It’s time to be re-establishing relationships and developing new ones with employees and colleagues.
Today, connecting with others is a matter of art meets science – knowing when to connect and how to make it meaningful.
Unfortunately, many of us are guilty of conversation killers — poor communication habits get in the way of making great connections.
Conversation killers run amuck
“Everyone learns the technical skills required for their jobs, but not everyone places importance on conversational skills,” says Debra Fine, author of The Fine Art of Small Talk. “The ability to talk easily with anyone is a learned skill, not a personality trait.”
Half the battle when honing good communication skills is knowing the behaviors and habits that infringe or annoy your colleagues.
It’s important to know — and avoid them — because poor communication in the workplace leads to increased stress, delayed and failed projects, low morale and missed goals, according to research from The Economist Intelligence Unit and Lucid Software.

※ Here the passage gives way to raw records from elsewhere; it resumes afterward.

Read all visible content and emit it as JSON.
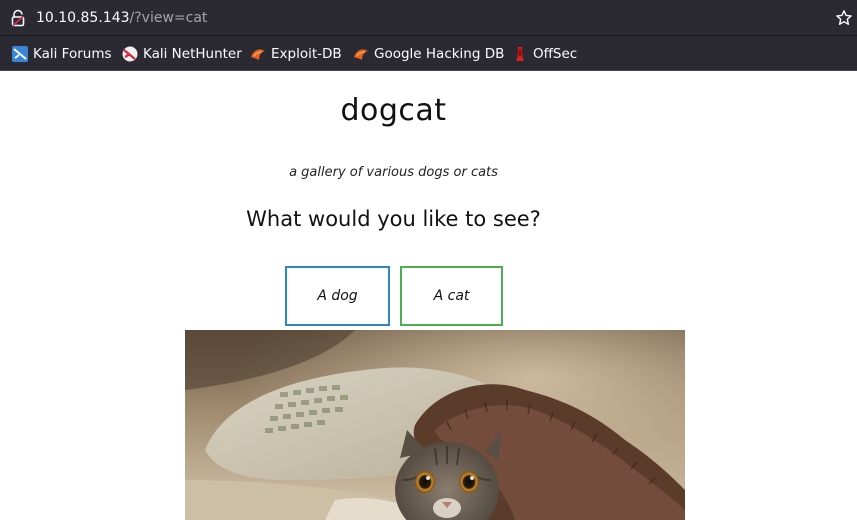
{
  "browser": {
    "url_host": "10.10.85.143",
    "url_path": "/?view=cat",
    "icons": {
      "lock": "lock-icon",
      "bookmark_star": "star-icon"
    },
    "bookmarks": [
      {
        "label": "Kali Forums",
        "icon": "kali-forums-icon"
      },
      {
        "label": "Kali NetHunter",
        "icon": "kali-nethunter-icon"
      },
      {
        "label": "Exploit-DB",
        "icon": "exploit-db-icon"
      },
      {
        "label": "Google Hacking DB",
        "icon": "google-hacking-db-icon"
      },
      {
        "label": "OffSec",
        "icon": "offsec-icon"
      }
    ]
  },
  "page": {
    "title": "dogcat",
    "subtitle": "a gallery of various dogs or cats",
    "question": "What would you like to see?",
    "buttons": [
      {
        "label": "A dog",
        "color": "#2a86c4"
      },
      {
        "label": "A cat",
        "color": "#4caf50"
      }
    ],
    "image": {
      "subject": "kitten peeking out from under a fuzzy blanket on a pillow"
    }
  },
  "colors": {
    "chrome_bg": "#2b2a33",
    "chrome_text": "#fbfbfe",
    "url_path_text": "#a5a4ad",
    "page_bg": "#ffffff"
  }
}
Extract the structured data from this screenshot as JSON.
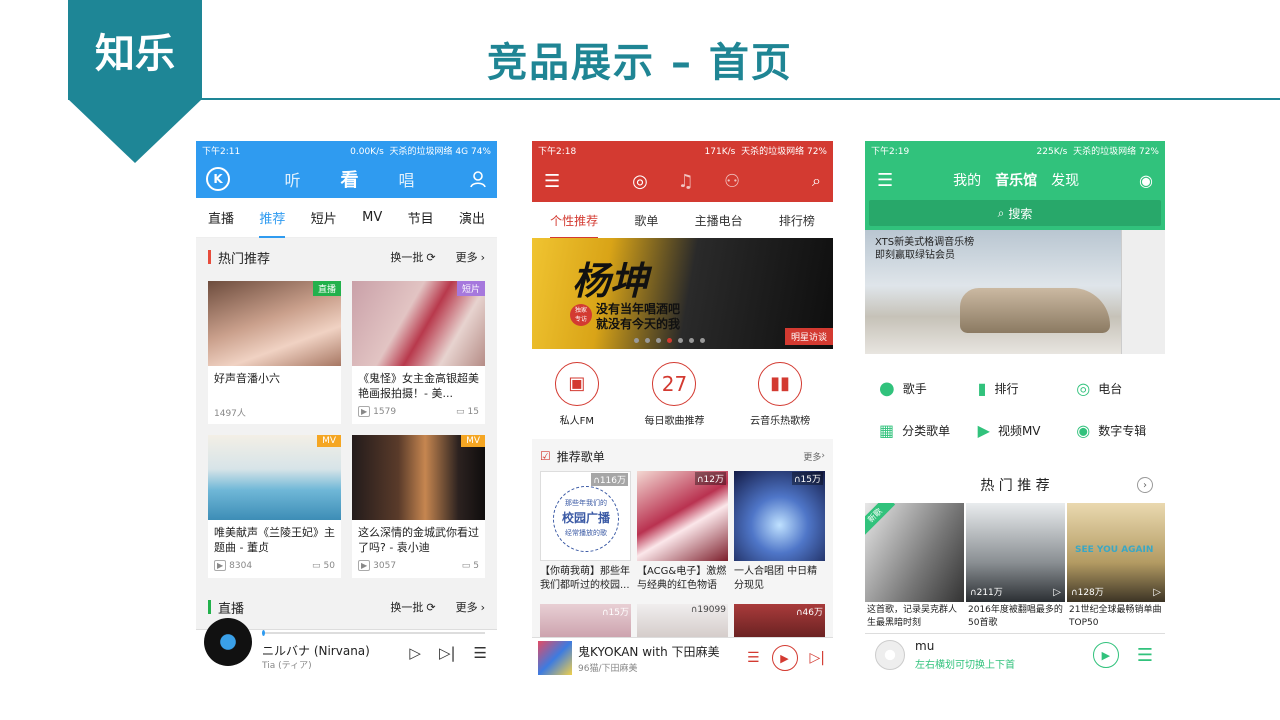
{
  "header": {
    "logo": "知乐",
    "title": "竞品展示 – 首页"
  },
  "p1": {
    "status": {
      "time": "下午2:11",
      "speed": "0.00K/s",
      "network": "天杀的垃圾网络 4G",
      "battery": "74%"
    },
    "top_tabs": [
      "听",
      "看",
      "唱"
    ],
    "sub_tabs": [
      "直播",
      "推荐",
      "短片",
      "MV",
      "节目",
      "演出"
    ],
    "hot": {
      "title": "热门推荐",
      "refresh": "换一批",
      "more": "更多"
    },
    "cards": [
      {
        "title": "好声音潘小六",
        "meta": "1497人",
        "comments": "",
        "badge": "直播",
        "badge_color": "#22b14c"
      },
      {
        "title": "《鬼怪》女主金高银超美艳画报拍摄！- 美...",
        "meta": "1579",
        "comments": "15",
        "badge": "短片",
        "badge_color": "#a678dd"
      },
      {
        "title": "唯美献声《兰陵王妃》主题曲 - 董贞",
        "meta": "8304",
        "comments": "50",
        "badge": "MV",
        "badge_color": "#f5a623"
      },
      {
        "title": "这么深情的金城武你看过了吗? - 袁小迪",
        "meta": "3057",
        "comments": "5",
        "badge": "MV",
        "badge_color": "#f5a623"
      }
    ],
    "live": {
      "title": "直播",
      "refresh": "换一批",
      "more": "更多"
    },
    "player": {
      "song": "ニルバナ (Nirvana)",
      "artist": "Tia (ティア)"
    }
  },
  "p2": {
    "status": {
      "time": "下午2:18",
      "speed": "171K/s",
      "network": "天杀的垃圾网络",
      "battery": "72%"
    },
    "tabs": [
      "个性推荐",
      "歌单",
      "主播电台",
      "排行榜"
    ],
    "banner": {
      "name": "杨坤",
      "badge_top": "独家",
      "badge_bottom": "专访",
      "line1": "没有当年唱酒吧",
      "line2": "就没有今天的我",
      "tag": "明星访谈"
    },
    "shortcuts": [
      {
        "label": "私人FM"
      },
      {
        "label": "每日歌曲推荐",
        "num": "27"
      },
      {
        "label": "云音乐热歌榜"
      }
    ],
    "rec": {
      "title": "推荐歌单",
      "more": "更多"
    },
    "playlists": [
      {
        "title": "【你萌我萌】那些年我们都听过的校园...",
        "count": "116万",
        "inner_top": "那些年我们的",
        "inner_main": "校园广播",
        "inner_bottom": "经常播放的歌"
      },
      {
        "title": "【ACG&电子】激燃与经典的红色物语",
        "count": "12万"
      },
      {
        "title": "一人合唱团 中日精分现见",
        "count": "15万"
      }
    ],
    "second_counts": [
      "15万",
      "19099",
      "46万"
    ],
    "player": {
      "song": "鬼KYOKAN with 下田麻美",
      "artist": "96猫/下田麻美"
    }
  },
  "p3": {
    "status": {
      "time": "下午2:19",
      "speed": "225K/s",
      "network": "天杀的垃圾网络",
      "battery": "72%"
    },
    "nav": [
      "我的",
      "音乐馆",
      "发现"
    ],
    "search": "搜索",
    "banner": {
      "line1": "XTS新美式格调音乐榜",
      "line2": "即刻赢取绿钻会员"
    },
    "grid": [
      "歌手",
      "排行",
      "电台",
      "分类歌单",
      "视频MV",
      "数字专辑"
    ],
    "hot": {
      "title": "热 门 推 荐"
    },
    "items": [
      {
        "title": "这首歌，记录吴克群人生最黑暗时刻",
        "count": "",
        "tag": "新歌"
      },
      {
        "title": "2016年度被翻唱最多的50首歌",
        "count": "211万"
      },
      {
        "title": "21世纪全球最畅销单曲TOP50",
        "count": "128万",
        "overlay": "SEE YOU AGAIN"
      }
    ],
    "player": {
      "song": "mu",
      "hint": "左右横划可切换上下首"
    }
  }
}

“Communication breakdowns have a profound impact on everyone in the organization, regardless of gender, generation, or seniority within the company,” said Nathan Rawlins, chief marketing officer at Lucid Software. “By understanding the causes and impact of poor communications, business leaders can focus on creating strategies for building inclusion and cognitive diversity in the workplace.”

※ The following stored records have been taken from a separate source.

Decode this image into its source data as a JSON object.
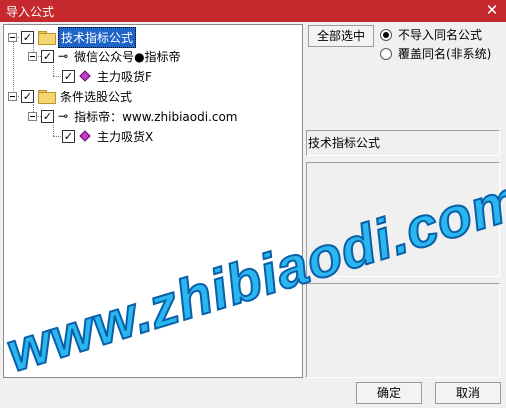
{
  "window": {
    "title": "导入公式",
    "close_glyph": "✕"
  },
  "tree": {
    "nodes": [
      {
        "label": "技术指标公式"
      },
      {
        "label": "微信公众号●指标帝"
      },
      {
        "label": "主力吸货F"
      },
      {
        "label": "条件选股公式"
      },
      {
        "label": "指标帝：www.zhibiaodi.com"
      },
      {
        "label": "主力吸货X"
      }
    ],
    "check_glyph": "✓"
  },
  "controls": {
    "select_all": "全部选中",
    "radio_skip": "不导入同名公式",
    "radio_overwrite": "覆盖同名(非系统)",
    "selected_radio": "radio_skip"
  },
  "info": {
    "category_label": "技术指标公式"
  },
  "footer": {
    "ok": "确定",
    "cancel": "取消"
  },
  "watermark": {
    "text": "www.zhibiaodi.com"
  },
  "colors": {
    "titlebar": "#c5282d",
    "selection": "#1e64c8",
    "watermark_fill": "#2ab7f0",
    "watermark_stroke": "#0a5fa8"
  }
}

Virtual communication — email, text, chat, internal apps, social channels — offer their own set of communication issues.
Here, we’ll focus on the those that matter most now that people are moving back to the office — real-time conversation. These are the the five most inefficient conversational habits and how to avoid them, according to Fine.
People tend to interrupt for one of two reasons: They want show they’re interested and on board with the speaker and/or they are compelled to gather information and ask questions to get what they want.

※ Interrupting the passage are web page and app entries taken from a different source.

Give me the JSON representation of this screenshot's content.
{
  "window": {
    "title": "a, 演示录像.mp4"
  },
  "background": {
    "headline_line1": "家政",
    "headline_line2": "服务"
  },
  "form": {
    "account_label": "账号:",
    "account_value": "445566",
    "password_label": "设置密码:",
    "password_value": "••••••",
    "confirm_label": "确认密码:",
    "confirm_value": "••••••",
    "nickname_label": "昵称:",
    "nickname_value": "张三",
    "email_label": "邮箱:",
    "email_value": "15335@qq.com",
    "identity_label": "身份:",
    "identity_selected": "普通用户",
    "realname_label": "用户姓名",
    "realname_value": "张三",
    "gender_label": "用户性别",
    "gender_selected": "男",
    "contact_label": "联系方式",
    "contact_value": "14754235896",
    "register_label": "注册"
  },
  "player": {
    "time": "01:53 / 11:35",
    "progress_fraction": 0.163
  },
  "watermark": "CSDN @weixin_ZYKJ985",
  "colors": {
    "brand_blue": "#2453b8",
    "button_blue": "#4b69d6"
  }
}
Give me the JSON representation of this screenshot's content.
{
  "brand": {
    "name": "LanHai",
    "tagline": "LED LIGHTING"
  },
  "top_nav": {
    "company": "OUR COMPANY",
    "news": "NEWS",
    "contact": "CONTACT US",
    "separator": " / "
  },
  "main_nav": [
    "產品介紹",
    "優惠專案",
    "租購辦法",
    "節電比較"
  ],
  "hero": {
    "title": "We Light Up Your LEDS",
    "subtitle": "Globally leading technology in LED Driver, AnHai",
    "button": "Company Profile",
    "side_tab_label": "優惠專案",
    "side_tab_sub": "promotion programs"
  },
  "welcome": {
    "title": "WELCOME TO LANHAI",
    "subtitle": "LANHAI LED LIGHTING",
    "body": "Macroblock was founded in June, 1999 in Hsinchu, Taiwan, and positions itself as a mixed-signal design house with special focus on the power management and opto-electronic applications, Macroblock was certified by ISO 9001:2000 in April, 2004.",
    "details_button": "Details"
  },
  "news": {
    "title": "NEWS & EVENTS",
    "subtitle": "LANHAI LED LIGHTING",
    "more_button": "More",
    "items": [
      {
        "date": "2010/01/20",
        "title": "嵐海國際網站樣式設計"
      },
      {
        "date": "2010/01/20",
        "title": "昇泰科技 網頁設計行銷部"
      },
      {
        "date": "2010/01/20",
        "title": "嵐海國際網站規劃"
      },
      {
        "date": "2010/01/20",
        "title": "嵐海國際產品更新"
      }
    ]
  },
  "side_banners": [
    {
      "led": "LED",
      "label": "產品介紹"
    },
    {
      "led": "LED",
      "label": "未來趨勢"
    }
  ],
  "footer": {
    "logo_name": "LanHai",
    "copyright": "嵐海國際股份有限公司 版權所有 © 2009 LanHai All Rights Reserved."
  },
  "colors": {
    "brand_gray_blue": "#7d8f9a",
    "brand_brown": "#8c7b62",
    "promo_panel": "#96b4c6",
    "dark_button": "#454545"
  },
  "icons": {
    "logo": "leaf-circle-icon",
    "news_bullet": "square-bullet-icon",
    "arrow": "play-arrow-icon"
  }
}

While both are worthy efforts, neither will help build rapport and relationships.
Nodding is a strong enough non-verbal cue that you’re listening and interested. Questions to clarify and gather information are best held off until the other person is done speaking.
Yes, questions are important to create two-way communication. But barraging someone with questions is going overboard.
Too many questions directed at one person sounds and looks like an interrogation. Instead, look for and respond to things that you can relate to in the person’s answers from your small number of questions.
We all have to leave conversations at one time or another for many good reasons. But some people let their eyes wander for any number of reasons while they’re still in conversation. In particular, people are so used to looking at their phones, they scroll or respond to text messages while others are talking to them, listening half-heartedly.
Breaking eye contact sends a signal you’re not interested, bored or moved on from the conversation – and it makes the other person feel inferior.
Instead, when you must attend to something else, use words to break off a conversation. Find a natural break in conversation and excuse yourself for the reason you must leave.
Putting what’s been said into your own words can help build understanding and encourage better conversations.
But “parroting” too much won’t add to the conversation. It’ll just turn into a series of agreeing statements.
Instead, bring different insight backed by facts or observations to the table to create useful conversations.
Most managers are in their positions because they’re skilled and have a track record of making smart decisions. Because of that record, some come to believe their opinion is the only one that matters.
When a gray area comes up, they may try to force their opinions on others, creating an unpleasant conversation with little hopes of making a connection.
Diverse opinions are great for fostering lively, memorable conversations. But trying too hard to assert an opinion will bring conversations, and potentially relationships, to uncomfortable endings.